PROBLEM: I'd like every line from the material below that has "fill" in it.

DATA EXTRACT:
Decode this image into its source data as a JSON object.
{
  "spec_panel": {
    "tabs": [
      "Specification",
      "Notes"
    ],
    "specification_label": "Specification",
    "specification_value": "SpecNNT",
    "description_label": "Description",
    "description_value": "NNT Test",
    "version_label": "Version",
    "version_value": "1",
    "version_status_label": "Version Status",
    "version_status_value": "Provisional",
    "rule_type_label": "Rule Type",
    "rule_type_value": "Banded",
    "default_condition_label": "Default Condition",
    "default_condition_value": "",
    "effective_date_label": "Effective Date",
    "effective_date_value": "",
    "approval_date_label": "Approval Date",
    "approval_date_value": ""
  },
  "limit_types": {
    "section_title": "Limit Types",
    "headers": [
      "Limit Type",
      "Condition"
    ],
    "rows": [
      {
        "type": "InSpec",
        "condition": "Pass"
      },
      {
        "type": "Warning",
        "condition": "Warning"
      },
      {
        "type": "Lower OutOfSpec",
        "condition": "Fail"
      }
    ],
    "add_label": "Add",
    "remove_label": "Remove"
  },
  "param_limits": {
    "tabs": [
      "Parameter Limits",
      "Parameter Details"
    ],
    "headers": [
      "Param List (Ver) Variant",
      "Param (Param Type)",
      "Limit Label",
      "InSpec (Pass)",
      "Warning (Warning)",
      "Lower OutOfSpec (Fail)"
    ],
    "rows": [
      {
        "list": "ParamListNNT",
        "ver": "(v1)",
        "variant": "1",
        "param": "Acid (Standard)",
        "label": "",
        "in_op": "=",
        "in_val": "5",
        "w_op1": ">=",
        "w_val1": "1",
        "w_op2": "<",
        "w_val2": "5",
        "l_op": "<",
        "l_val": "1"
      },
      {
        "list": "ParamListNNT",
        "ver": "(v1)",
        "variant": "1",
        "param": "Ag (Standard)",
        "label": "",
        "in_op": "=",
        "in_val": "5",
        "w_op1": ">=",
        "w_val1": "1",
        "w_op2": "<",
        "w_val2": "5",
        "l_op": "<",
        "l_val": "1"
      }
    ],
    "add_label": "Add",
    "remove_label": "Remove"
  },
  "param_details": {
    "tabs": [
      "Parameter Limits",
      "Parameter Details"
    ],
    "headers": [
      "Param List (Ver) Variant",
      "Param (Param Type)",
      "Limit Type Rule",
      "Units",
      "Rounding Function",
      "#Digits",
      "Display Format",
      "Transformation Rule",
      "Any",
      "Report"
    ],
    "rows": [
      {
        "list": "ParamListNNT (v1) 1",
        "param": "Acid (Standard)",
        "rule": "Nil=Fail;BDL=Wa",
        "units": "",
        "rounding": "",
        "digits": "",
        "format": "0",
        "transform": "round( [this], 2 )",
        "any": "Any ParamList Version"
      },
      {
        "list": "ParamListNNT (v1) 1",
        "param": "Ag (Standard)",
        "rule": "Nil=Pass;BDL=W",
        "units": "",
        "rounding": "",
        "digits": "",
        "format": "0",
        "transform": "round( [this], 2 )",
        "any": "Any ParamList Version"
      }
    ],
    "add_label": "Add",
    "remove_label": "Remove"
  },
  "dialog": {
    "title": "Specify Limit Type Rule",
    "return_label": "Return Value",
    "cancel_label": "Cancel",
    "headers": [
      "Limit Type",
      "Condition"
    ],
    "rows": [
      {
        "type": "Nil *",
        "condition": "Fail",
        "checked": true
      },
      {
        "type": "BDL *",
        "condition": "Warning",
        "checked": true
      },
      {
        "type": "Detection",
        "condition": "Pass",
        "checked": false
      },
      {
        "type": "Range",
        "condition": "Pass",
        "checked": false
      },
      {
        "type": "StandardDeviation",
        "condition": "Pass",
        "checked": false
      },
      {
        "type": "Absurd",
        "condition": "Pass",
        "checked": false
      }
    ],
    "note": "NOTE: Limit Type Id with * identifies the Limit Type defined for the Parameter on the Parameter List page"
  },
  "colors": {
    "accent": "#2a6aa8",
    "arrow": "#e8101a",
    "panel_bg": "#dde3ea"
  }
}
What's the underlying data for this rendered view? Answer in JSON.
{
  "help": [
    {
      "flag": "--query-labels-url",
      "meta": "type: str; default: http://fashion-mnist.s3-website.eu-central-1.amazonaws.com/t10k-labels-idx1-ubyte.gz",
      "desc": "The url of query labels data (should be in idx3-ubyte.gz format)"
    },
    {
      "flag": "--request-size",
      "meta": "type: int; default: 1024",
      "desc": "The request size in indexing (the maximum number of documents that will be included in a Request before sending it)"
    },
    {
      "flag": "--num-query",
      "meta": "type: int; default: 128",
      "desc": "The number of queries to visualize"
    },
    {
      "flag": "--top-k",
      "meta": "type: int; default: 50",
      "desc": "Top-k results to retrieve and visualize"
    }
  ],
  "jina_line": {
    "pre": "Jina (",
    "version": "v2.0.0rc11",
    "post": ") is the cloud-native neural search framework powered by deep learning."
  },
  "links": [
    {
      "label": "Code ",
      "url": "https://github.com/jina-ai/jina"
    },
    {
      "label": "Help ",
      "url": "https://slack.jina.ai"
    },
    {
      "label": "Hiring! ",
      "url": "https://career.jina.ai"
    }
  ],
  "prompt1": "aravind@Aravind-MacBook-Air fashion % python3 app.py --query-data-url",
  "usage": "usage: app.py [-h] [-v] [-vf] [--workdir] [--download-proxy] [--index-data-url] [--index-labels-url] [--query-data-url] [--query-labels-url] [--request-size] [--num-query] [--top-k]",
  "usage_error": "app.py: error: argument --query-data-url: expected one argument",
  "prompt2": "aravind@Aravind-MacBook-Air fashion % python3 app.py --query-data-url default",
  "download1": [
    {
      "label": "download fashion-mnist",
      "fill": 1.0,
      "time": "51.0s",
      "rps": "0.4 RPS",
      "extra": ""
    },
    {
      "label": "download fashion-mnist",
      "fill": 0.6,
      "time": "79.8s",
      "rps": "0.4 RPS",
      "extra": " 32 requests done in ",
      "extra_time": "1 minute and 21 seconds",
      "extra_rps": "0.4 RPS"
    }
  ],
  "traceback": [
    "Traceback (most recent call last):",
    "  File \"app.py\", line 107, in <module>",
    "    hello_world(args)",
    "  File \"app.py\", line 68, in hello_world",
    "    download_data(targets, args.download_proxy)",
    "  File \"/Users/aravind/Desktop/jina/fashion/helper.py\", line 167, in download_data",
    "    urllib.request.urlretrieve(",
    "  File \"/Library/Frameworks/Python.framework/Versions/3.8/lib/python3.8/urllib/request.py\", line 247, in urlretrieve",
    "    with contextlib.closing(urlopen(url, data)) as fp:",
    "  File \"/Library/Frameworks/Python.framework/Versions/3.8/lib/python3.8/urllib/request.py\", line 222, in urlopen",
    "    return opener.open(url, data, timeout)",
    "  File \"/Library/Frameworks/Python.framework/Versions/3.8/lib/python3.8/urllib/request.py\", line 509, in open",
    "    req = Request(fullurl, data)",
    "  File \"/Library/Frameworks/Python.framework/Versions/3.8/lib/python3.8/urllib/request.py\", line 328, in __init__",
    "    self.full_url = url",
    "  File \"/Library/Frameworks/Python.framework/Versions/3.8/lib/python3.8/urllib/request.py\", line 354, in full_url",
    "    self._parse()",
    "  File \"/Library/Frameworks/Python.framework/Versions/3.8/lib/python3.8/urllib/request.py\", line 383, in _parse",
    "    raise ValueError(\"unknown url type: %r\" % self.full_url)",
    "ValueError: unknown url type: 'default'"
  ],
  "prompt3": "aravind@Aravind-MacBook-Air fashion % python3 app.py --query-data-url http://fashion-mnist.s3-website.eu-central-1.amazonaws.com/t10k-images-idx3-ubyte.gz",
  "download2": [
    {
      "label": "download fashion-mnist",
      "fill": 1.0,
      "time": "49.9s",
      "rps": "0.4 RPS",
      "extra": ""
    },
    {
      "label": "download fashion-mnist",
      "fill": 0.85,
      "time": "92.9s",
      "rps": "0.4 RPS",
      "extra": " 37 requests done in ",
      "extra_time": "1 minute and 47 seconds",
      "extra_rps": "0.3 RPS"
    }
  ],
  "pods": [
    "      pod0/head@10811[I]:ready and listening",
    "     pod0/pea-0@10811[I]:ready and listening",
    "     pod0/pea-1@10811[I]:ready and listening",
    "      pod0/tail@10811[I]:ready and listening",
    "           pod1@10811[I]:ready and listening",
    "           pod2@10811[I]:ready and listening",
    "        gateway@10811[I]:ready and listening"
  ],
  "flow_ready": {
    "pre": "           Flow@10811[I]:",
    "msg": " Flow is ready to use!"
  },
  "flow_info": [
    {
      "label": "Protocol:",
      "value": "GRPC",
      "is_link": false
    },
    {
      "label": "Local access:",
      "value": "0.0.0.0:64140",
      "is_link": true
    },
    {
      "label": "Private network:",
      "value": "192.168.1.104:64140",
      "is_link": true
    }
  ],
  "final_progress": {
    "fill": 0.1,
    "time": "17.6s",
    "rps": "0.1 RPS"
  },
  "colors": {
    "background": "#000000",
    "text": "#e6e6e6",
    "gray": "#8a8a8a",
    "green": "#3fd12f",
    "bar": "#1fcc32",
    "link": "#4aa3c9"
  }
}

WORKED SOLUTION:
      "fill": 1.0,
      "fill": 0.6,
      "fill": 1.0,
      "fill": 0.85,
    "fill": 0.1,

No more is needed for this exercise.